(Grade 12; Prerequisite: Latin IV; 4 periods/week; full year; 1 credit; Honors credit available for two projects, by department approval)
Poets as different as Tennyson and T. S. Eliot have hailed Vergil’s Aeneid as a landmark in the European literary tradition, and so it rightly forms the centerpiece of this senior level course. Students read the entire epic in English as well as Latin extracts that include the fall of Troy, the tragedy of Dido and Aeneas and the hero's descent to the underworld. Together with the readings in Caesar, covered in Latin IV, students hereby complete the curriculum for the AP exam in Latin.
As students of this program spend their early years not only learning the basics of Latin grammar but also following the life story of the poet Horace, this last year also brings them back to the poetic and philosophical delights of Horace’s verse. The readings include poems which complement the epic achievement of Vergil, focusing on Horace’s treatment of Homeric themes and Roman virtues.

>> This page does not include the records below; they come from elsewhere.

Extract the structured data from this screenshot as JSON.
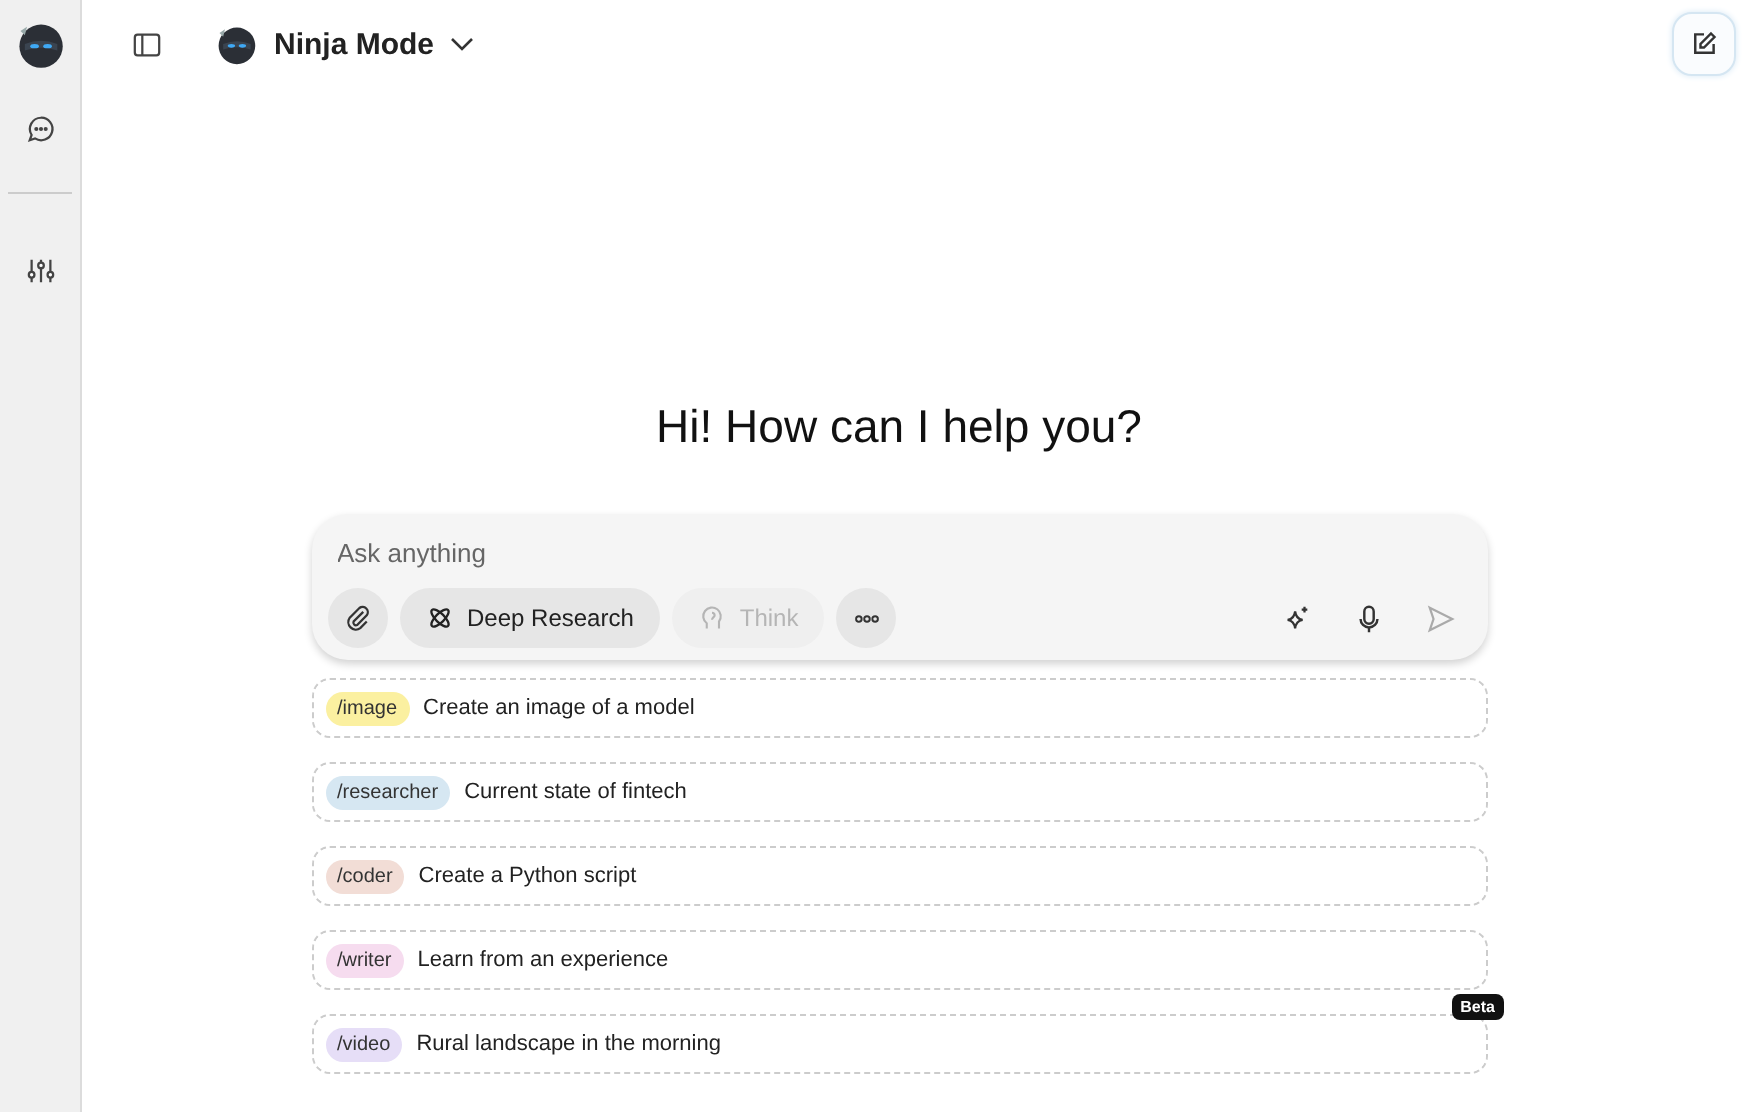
{
  "header": {
    "title": "Ninja Mode"
  },
  "greeting": "Hi! How can I help you?",
  "composer": {
    "placeholder": "Ask anything",
    "tools": [
      {
        "kind": "research",
        "label": "Deep Research",
        "disabled": false
      },
      {
        "kind": "think",
        "label": "Think",
        "disabled": true
      }
    ]
  },
  "suggestions": [
    {
      "tag": "/image",
      "text": "Create an image of a model",
      "color": "#fbf0a0"
    },
    {
      "tag": "/researcher",
      "text": "Current state of fintech",
      "color": "#d6e7f2"
    },
    {
      "tag": "/coder",
      "text": "Create a Python script",
      "color": "#f2ddd6"
    },
    {
      "tag": "/writer",
      "text": "Learn from an experience",
      "color": "#f6dcef"
    },
    {
      "tag": "/video",
      "text": "Rural landscape in the morning",
      "color": "#e6def7",
      "badge": "Beta"
    }
  ]
}
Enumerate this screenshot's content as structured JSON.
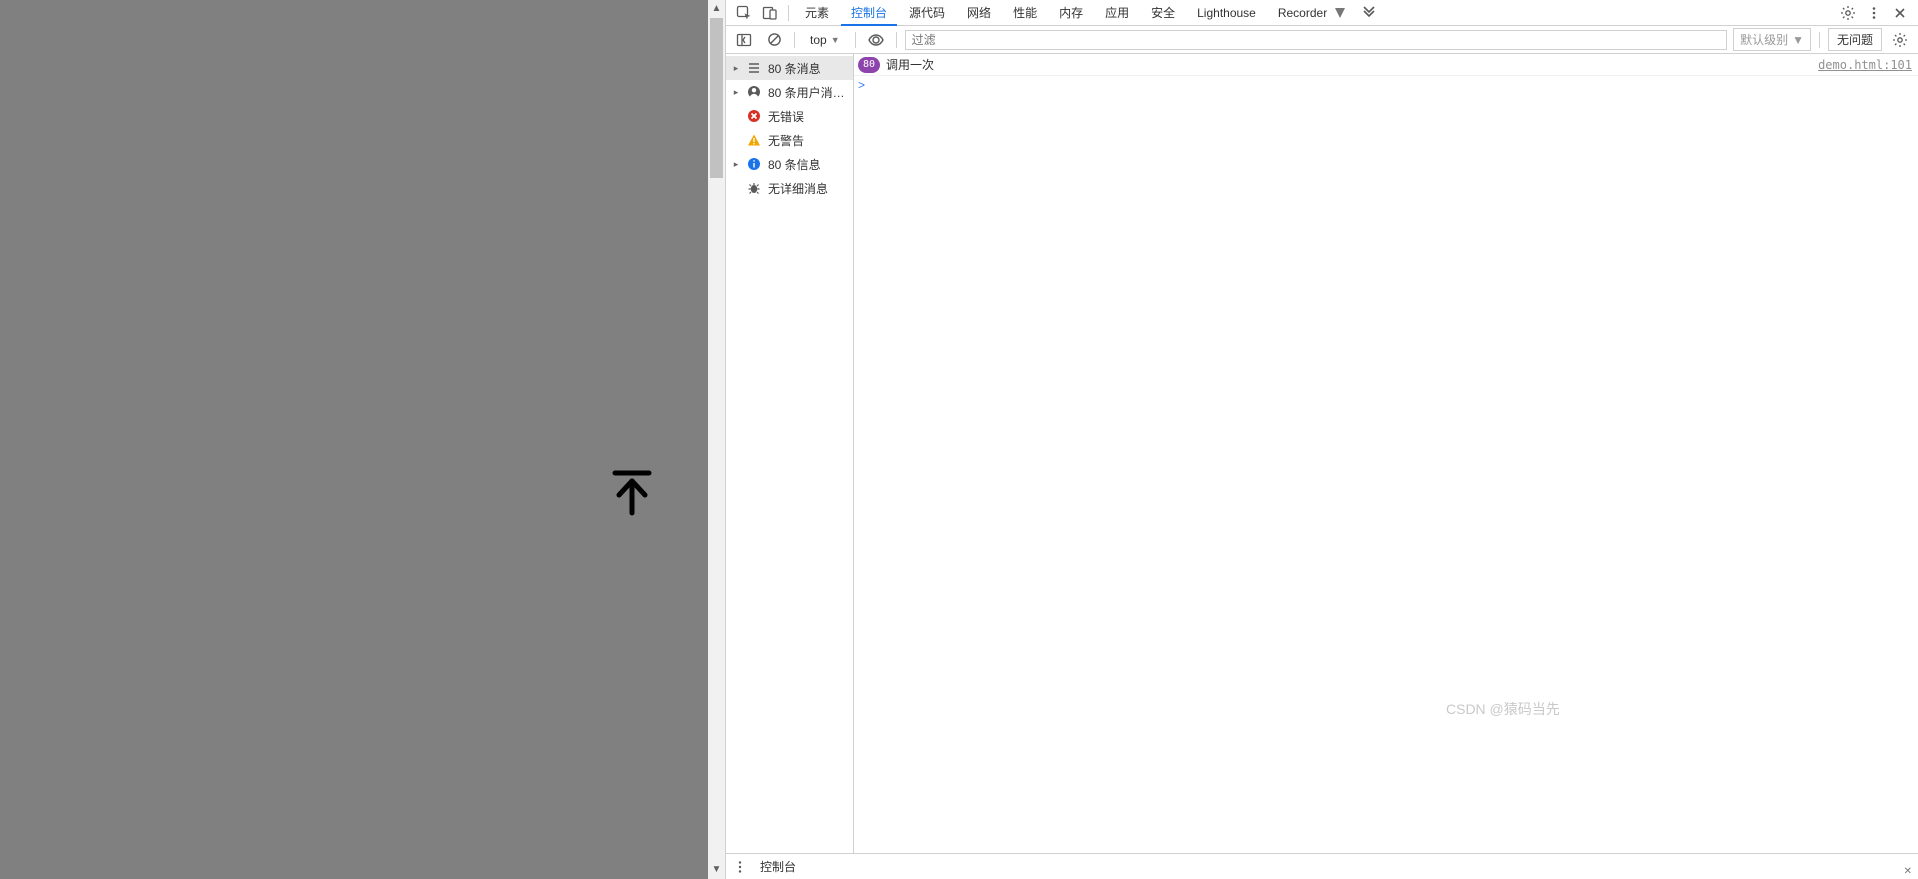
{
  "tabs": {
    "items": [
      "元素",
      "控制台",
      "源代码",
      "网络",
      "性能",
      "内存",
      "应用",
      "安全",
      "Lighthouse",
      "Recorder"
    ],
    "active_index": 1
  },
  "toolbar": {
    "context": "top",
    "filter_placeholder": "过滤",
    "levels_label": "默认级别",
    "issues_label": "无问题"
  },
  "sidebar": {
    "items": [
      {
        "icon": "list",
        "label": "80 条消息",
        "expandable": true,
        "selected": true
      },
      {
        "icon": "user",
        "label": "80 条用户消…",
        "expandable": true,
        "selected": false
      },
      {
        "icon": "error",
        "label": "无错误",
        "expandable": false,
        "selected": false
      },
      {
        "icon": "warning",
        "label": "无警告",
        "expandable": false,
        "selected": false
      },
      {
        "icon": "info",
        "label": "80 条信息",
        "expandable": true,
        "selected": false
      },
      {
        "icon": "bug",
        "label": "无详细消息",
        "expandable": false,
        "selected": false
      }
    ]
  },
  "log": {
    "count": "80",
    "message": "调用一次",
    "source": "demo.html:101"
  },
  "prompt": ">",
  "drawer": {
    "title": "控制台"
  },
  "watermark": "CSDN @猿码当先"
}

If there is sufficient student interest, a second section is offered that reads Cicero’s brilliant, if scurrilous, speech in defense of Caelius. This syllabus gives students the rare opportunity to read an entire Ciceronian speech in which every legal and emotional card is played out to the fullest. Those interested in studying law at college, or simply manipulating an audience, are encouraged to sign up for this class.

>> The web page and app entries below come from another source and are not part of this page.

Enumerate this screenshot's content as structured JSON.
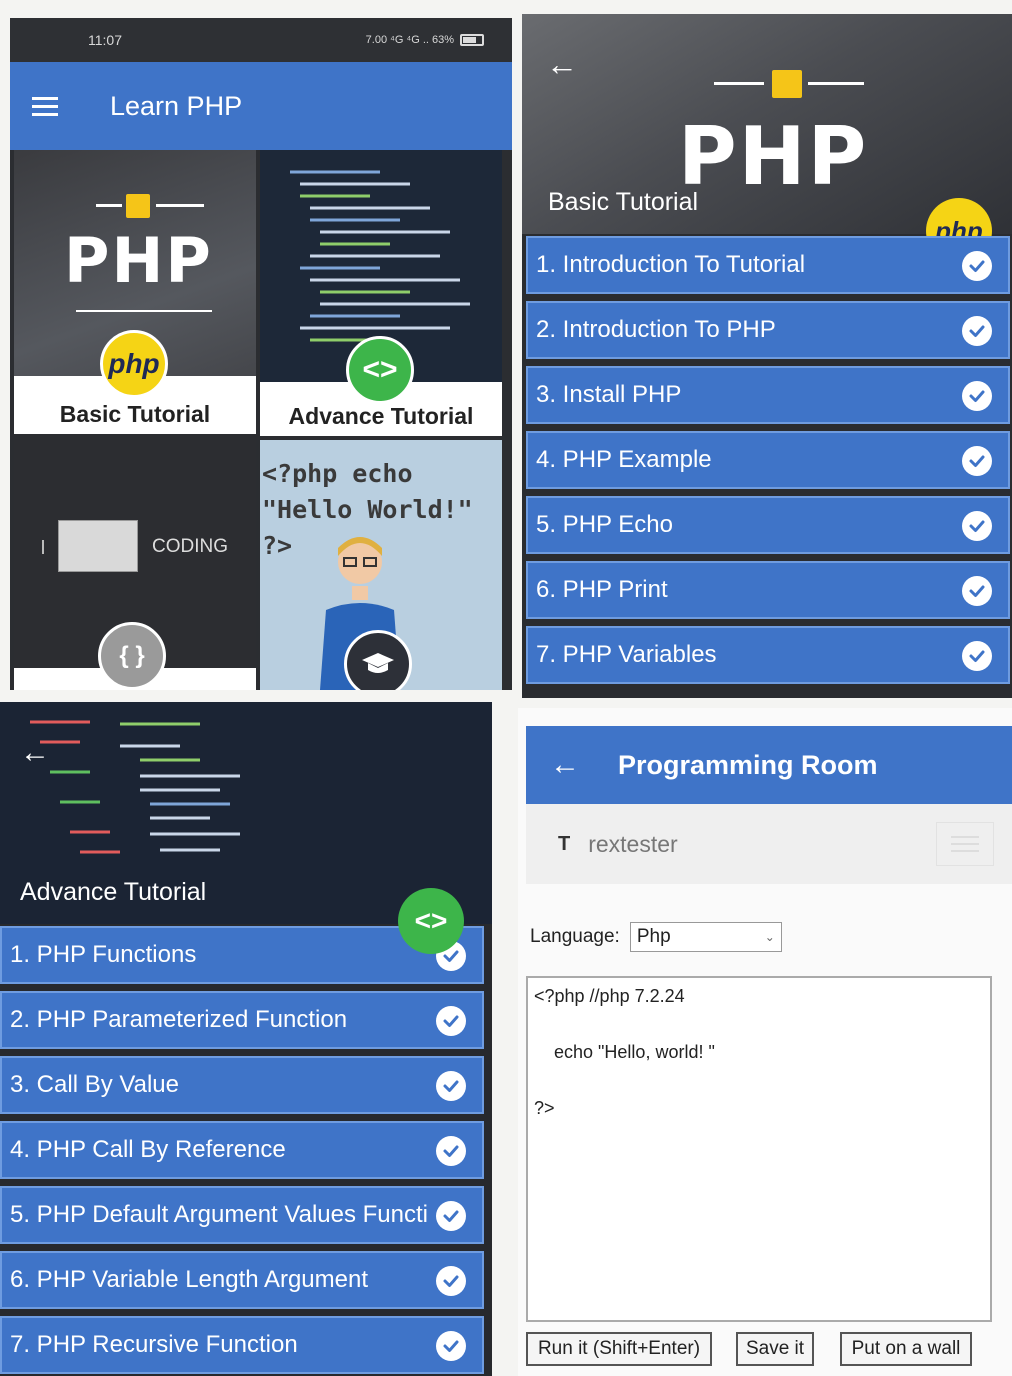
{
  "home": {
    "status_time": "11:07",
    "status_icons": "7.00  ⁴G  ⁴G  ..  63%",
    "app_title": "Learn PHP",
    "tiles": {
      "basic_logo": "PHP",
      "basic_badge": "php",
      "basic_label": "Basic Tutorial",
      "advance_badge": "<>",
      "advance_label": "Advance Tutorial",
      "coding_text": "CODING",
      "coding_badge": "{ }",
      "hello_code_1": "<?php echo",
      "hello_code_2": "\"Hello World!\"",
      "hello_code_3": "?>"
    }
  },
  "basic": {
    "logo": "PHP",
    "heading": "Basic Tutorial",
    "badge": "php",
    "items": [
      "1. Introduction To Tutorial",
      "2. Introduction To PHP",
      "3. Install PHP",
      "4. PHP Example",
      "5. PHP Echo",
      "6. PHP Print",
      "7. PHP Variables"
    ]
  },
  "advance": {
    "heading": "Advance Tutorial",
    "badge": "<>",
    "items": [
      "1. PHP Functions",
      "2. PHP Parameterized Function",
      "3. Call By Value",
      "4. PHP Call By Reference",
      "5. PHP Default Argument Values Functi",
      "6. PHP Variable Length Argument",
      "7. PHP Recursive Function"
    ]
  },
  "room": {
    "title": "Programming Room",
    "site_name": "rextester",
    "site_icon": "T",
    "language_label": "Language:",
    "language_value": "Php",
    "code_lines": [
      "<?php //php 7.2.24",
      "",
      "    echo \"Hello, world! \"",
      "",
      "?>"
    ],
    "buttons": [
      "Run it (Shift+Enter)",
      "Save it",
      "Put on a wall"
    ]
  },
  "colors": {
    "primary": "#3f74c8",
    "php_yellow": "#f5d415",
    "code_green": "#3db54a"
  }
}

Texts:    Vergil’s Æneid(A Song of War, edited by LaFleur & McKay [Prentice Hall]) and selections from Horace, edition to be decided
or
Cicero’s Pro Caelio (edition by Keitel & Crawford)